That's when Liz Emerson became more human to me, once I saw how Liam saw her. It was like taking off the mask of all the people who have bullied me in my life, or who I did not like because of a label on them that they seemed eager enough to fulfil, and seeing that they are in fact just like me. Fears, deep resentments, uncertainty, doubts. They wake up the same way that I do, and then go to sleep the same way that I do.
While I did not specifically get FEELS from this book, it did make me take a second glance at the way that I'm living and perceiving other people as. It's like that moment of clarity that just kind of makes you realise how much of a big fat jerk you are.
On the other hand, this book is not a master piece in my eyes. It's one of those novels that affect you, but not for the way that the Author intended to. I thought that only Liam was very well-written, and that the way that Amy Zhang writes is a lot like poetry, or at least has this melody with it that makes it run fluidly.
I quite liked the fact that the Narrator was her imaginary friend, even though I guessed it pretty much before I reached halfway through the book.
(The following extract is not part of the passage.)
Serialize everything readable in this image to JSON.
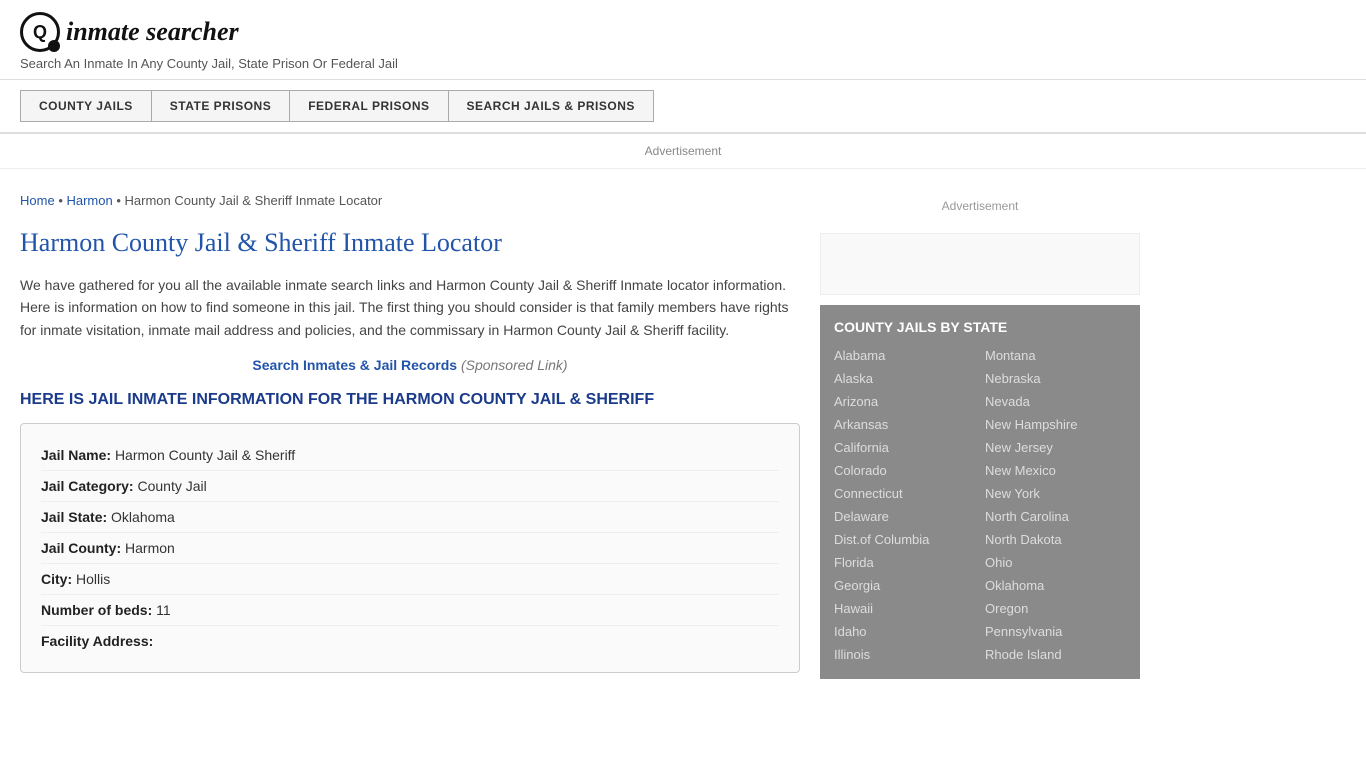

It was very different, and I haven't personally seen that in any other novels I've read.
I was also not very impressed by the complete melodramatic tone of the book. Granted, these topics are very serious and something to BE melodramatic about...but I think I've read enough books that have that, 'Oh life is so poetical and hard and being truly sad is the real beautiful pain of life' I'm over it. K? Over it. Life is hard, everyone's life is hard.
I like the book because I connected to Liz Emerson in her desire to a simple end...but then again, I don't like the book because of the sheer angst.
I just don't know anymore.
This book is bad and good at the same time, and I'm finding it very difficult to review it. While I want to tear out the pages with my bare teeth...I also want to coddle it and stroke it and say, 'My precciiooouuus' to it...
*Sigh* life is hard. If only I had a mercedes..
In conclusion, I'd rate this book an exact 5...because while I don't hate it, I don't love it either. I'm completely neutral to it...
AGGH BOOKS AND MY EMOOOTIONS.
“She wished to be happy, and fell asleep with an entire sky above her.”
― Amy Zhang, Falling into Place